Top of Raw data
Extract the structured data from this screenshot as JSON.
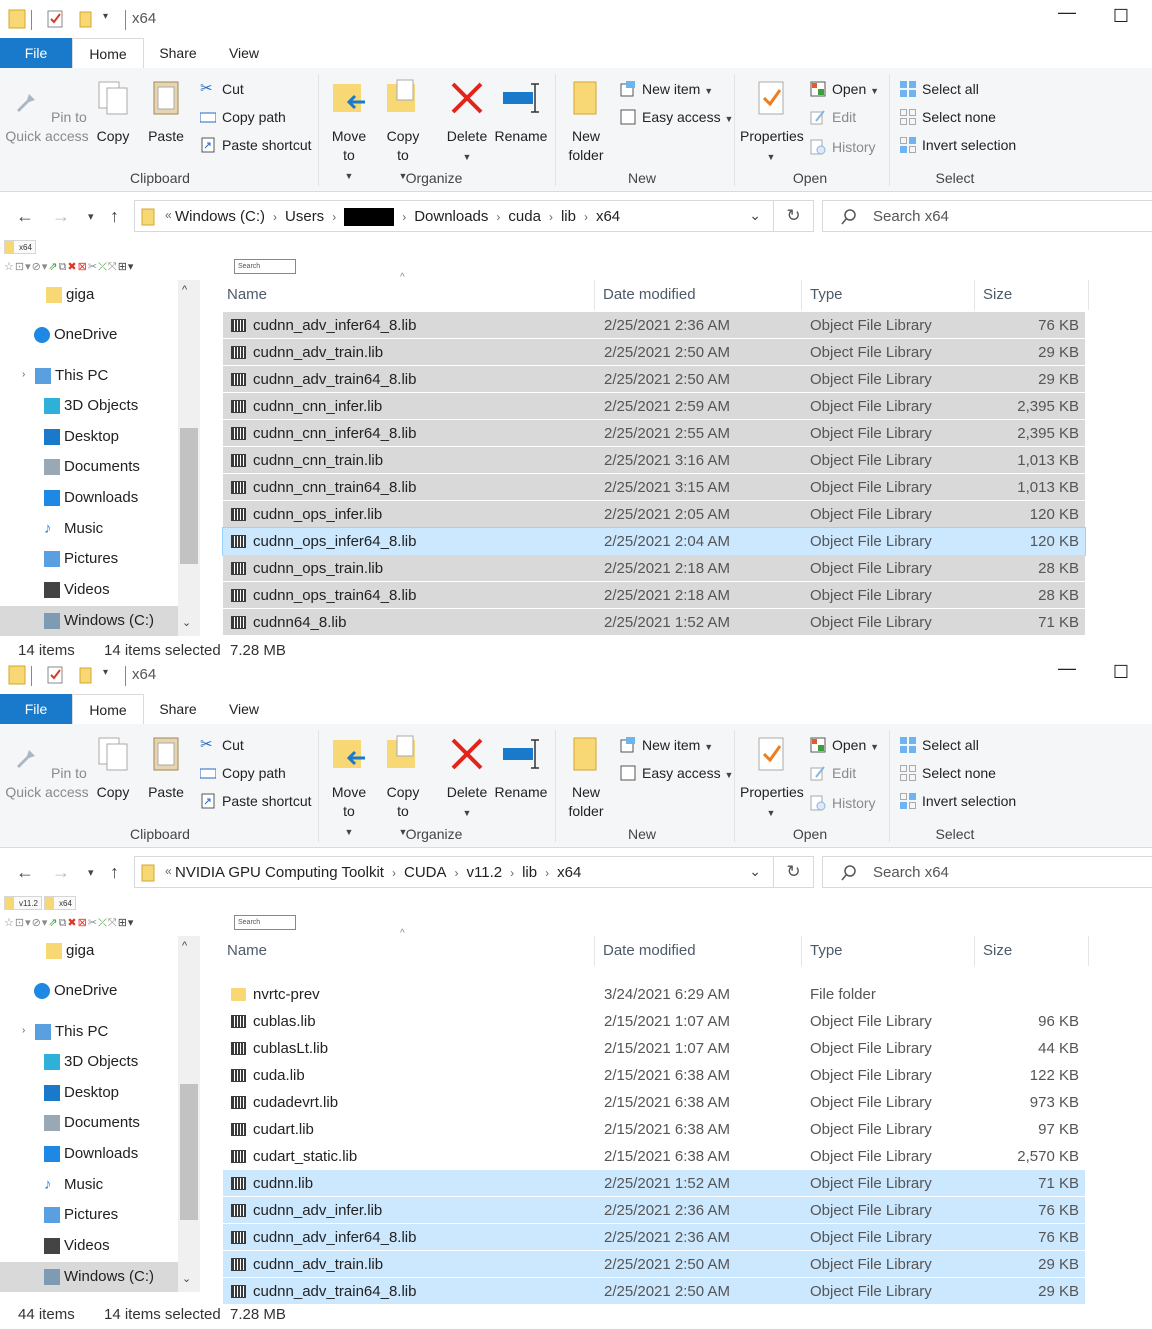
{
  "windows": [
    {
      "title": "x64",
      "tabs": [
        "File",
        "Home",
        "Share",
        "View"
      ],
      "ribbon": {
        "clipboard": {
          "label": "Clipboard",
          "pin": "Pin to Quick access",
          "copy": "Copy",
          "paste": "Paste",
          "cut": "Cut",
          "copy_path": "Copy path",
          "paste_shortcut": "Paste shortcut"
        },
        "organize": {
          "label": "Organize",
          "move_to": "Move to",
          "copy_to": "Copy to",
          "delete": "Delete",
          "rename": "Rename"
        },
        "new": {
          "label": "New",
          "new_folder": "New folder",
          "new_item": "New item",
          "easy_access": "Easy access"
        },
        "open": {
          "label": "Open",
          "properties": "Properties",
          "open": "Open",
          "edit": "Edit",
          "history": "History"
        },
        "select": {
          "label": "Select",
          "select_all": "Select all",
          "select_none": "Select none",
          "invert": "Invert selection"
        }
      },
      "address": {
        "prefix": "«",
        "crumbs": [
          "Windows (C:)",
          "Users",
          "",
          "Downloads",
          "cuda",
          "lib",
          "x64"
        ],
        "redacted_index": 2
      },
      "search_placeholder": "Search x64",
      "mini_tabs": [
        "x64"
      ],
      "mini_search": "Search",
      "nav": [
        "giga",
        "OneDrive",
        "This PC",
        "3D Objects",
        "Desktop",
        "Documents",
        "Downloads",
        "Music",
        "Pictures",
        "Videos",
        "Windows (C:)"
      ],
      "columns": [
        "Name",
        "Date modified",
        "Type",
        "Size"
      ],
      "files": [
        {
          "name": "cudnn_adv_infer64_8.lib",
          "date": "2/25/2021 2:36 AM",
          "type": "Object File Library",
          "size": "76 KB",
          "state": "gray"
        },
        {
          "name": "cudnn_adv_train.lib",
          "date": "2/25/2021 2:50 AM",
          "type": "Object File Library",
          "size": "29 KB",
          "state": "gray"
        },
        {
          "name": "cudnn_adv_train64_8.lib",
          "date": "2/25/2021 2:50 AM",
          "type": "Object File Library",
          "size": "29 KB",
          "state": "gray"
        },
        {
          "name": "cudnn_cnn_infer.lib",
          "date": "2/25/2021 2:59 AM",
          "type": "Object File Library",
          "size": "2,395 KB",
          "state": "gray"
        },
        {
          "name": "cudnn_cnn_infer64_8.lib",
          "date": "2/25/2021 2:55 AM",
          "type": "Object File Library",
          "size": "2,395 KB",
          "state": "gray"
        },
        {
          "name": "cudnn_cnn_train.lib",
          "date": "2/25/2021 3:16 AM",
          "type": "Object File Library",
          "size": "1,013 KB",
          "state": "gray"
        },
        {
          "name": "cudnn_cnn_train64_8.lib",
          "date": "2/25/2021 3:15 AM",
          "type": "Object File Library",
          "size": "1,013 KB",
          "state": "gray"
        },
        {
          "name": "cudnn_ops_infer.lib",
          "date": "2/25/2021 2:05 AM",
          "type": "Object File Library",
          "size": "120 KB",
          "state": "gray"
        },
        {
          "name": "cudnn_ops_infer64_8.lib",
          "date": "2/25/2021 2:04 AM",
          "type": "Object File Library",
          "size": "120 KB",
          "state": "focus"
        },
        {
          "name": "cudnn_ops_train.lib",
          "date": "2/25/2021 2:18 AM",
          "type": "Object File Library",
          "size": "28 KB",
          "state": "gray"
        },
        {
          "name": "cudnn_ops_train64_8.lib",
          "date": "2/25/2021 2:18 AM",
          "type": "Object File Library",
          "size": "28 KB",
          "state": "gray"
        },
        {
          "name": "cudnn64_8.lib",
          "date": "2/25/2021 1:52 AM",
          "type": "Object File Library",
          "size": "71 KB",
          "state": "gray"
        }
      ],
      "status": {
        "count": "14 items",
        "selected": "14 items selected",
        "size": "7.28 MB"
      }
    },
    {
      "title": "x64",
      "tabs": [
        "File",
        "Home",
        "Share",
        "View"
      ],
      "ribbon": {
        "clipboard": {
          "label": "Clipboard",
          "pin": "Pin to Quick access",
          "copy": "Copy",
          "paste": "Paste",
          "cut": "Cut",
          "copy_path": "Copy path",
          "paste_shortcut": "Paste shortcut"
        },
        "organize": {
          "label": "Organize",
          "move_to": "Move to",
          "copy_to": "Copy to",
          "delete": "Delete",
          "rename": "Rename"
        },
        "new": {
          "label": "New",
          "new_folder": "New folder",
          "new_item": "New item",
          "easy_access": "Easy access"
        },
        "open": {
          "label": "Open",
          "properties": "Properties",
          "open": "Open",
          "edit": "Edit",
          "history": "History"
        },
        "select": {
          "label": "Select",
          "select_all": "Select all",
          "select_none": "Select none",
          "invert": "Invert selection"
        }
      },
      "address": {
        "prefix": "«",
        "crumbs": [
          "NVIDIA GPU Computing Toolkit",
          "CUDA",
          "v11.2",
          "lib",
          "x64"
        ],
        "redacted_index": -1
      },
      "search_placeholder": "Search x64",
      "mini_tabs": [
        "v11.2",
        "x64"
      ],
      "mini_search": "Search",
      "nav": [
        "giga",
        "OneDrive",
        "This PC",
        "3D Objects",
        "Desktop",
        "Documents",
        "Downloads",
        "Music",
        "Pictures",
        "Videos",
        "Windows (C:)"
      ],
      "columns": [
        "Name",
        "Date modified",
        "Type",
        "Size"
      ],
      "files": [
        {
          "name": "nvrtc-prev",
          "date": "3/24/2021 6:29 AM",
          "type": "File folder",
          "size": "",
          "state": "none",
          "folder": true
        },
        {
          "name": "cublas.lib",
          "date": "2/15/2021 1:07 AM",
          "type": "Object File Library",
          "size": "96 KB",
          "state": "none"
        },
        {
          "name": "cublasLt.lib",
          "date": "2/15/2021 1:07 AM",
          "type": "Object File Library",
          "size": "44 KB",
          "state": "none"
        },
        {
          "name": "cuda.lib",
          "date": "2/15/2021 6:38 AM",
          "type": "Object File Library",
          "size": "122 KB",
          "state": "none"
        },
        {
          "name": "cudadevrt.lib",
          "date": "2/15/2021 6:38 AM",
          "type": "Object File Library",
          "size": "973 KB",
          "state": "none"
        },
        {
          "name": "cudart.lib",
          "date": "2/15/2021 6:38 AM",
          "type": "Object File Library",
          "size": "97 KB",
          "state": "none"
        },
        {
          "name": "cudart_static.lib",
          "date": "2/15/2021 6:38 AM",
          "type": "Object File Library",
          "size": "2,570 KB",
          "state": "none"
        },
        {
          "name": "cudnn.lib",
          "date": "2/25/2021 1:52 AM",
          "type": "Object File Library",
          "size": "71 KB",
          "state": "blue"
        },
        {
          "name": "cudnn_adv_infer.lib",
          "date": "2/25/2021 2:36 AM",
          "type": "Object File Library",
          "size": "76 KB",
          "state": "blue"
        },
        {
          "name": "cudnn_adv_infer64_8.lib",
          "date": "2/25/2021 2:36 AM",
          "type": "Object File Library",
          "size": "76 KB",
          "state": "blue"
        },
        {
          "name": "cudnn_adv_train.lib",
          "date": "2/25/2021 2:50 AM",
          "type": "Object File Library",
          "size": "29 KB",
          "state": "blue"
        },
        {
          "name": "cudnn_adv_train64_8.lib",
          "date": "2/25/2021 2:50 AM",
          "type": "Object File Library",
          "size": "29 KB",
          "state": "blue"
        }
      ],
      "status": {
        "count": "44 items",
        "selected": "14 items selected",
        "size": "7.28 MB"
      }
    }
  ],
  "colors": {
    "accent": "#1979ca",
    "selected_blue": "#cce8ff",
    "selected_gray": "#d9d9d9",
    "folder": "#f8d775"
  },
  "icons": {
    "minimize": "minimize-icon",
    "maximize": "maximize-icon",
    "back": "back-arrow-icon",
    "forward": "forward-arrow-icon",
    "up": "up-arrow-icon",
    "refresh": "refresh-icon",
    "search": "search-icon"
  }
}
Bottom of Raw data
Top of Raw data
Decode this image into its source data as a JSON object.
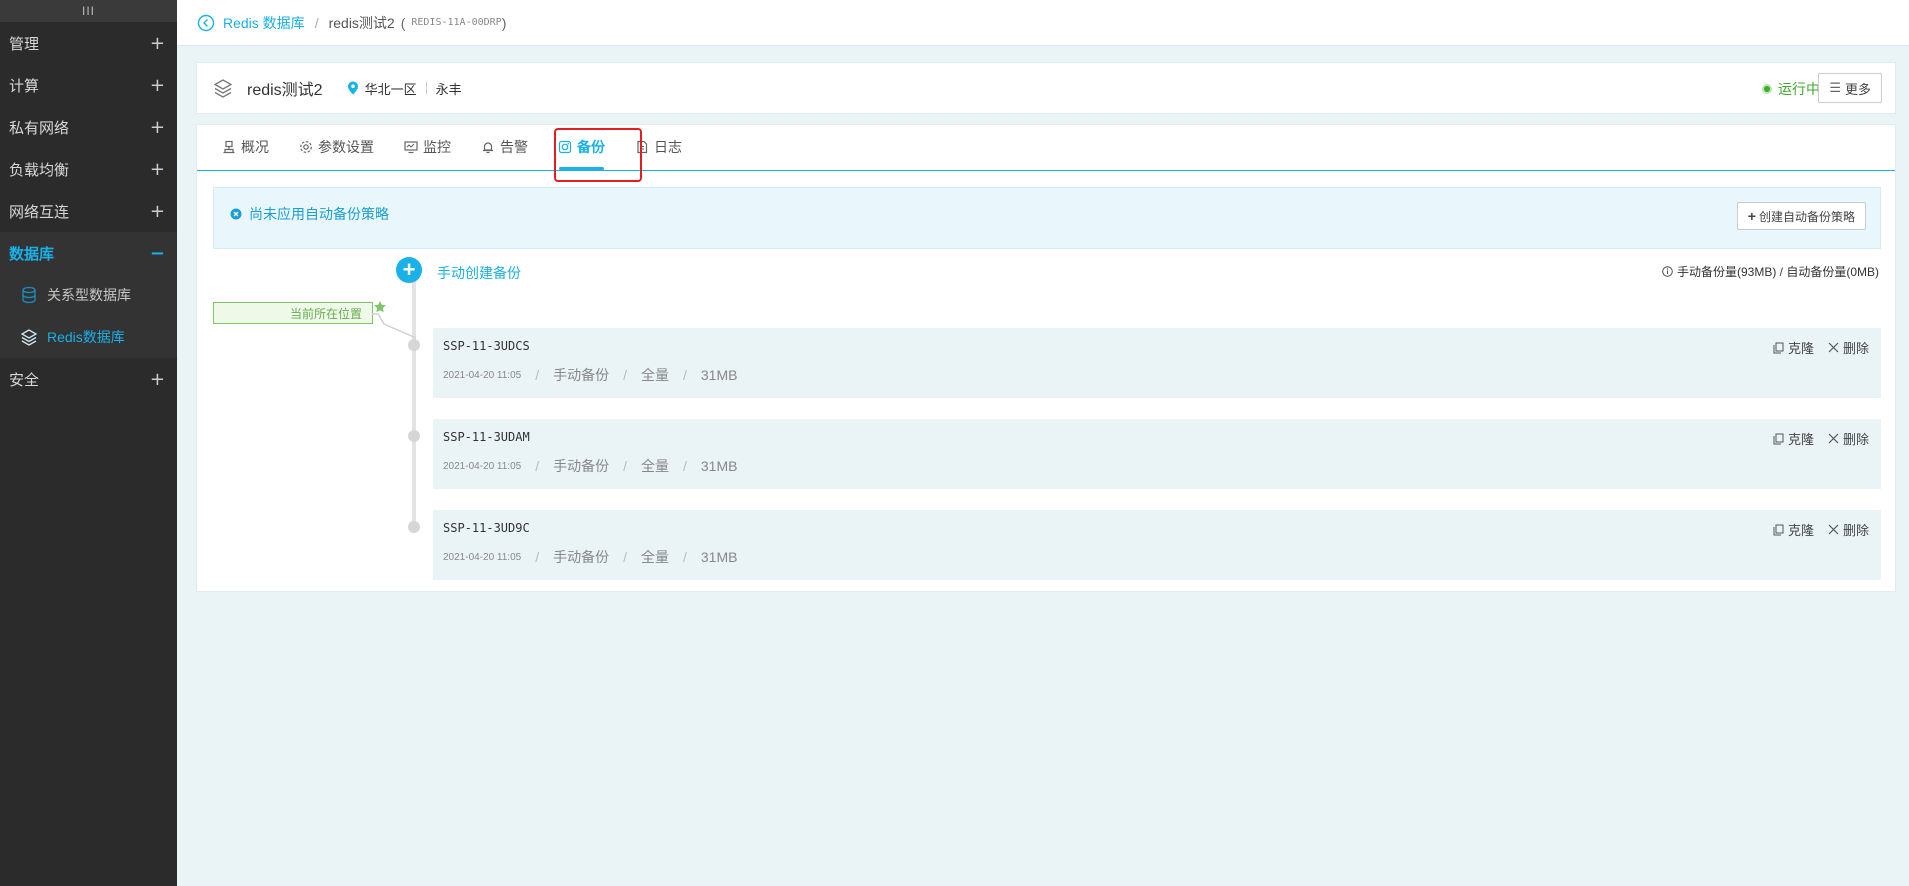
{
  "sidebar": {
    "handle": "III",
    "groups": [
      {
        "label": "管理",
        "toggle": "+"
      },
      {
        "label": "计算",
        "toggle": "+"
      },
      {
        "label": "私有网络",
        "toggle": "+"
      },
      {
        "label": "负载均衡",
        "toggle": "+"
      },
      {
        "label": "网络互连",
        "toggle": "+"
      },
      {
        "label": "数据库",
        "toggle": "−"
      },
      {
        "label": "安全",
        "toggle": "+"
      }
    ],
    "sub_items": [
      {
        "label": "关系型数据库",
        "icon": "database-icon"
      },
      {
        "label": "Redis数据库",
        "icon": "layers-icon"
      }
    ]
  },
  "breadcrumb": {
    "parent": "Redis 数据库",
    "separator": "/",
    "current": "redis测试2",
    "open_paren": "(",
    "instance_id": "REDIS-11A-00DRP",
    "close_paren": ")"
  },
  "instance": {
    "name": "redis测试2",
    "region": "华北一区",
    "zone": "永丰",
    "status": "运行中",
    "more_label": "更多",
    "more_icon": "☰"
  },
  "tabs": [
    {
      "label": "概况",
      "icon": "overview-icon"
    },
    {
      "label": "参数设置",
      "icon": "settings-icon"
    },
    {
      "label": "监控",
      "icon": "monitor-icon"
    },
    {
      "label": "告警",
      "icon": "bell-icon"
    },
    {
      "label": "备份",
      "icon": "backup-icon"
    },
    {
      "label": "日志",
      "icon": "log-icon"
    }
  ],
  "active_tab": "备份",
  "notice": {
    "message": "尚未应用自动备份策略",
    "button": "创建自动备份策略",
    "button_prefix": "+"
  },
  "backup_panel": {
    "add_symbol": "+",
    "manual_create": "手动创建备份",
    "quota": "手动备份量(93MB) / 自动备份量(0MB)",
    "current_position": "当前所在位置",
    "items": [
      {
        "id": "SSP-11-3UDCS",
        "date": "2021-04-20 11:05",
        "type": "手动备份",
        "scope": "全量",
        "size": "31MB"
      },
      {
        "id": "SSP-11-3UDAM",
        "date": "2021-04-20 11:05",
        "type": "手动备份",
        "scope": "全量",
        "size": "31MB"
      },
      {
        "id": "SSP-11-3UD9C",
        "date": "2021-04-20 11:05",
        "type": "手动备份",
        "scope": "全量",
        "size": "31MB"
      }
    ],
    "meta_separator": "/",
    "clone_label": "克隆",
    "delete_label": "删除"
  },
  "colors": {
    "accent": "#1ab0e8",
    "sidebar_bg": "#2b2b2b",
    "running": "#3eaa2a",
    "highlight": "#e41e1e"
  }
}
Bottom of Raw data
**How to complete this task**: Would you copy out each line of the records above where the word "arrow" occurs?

**Solution below**:
    "back": "back-arrow-icon",
    "forward": "forward-arrow-icon",
    "up": "up-arrow-icon",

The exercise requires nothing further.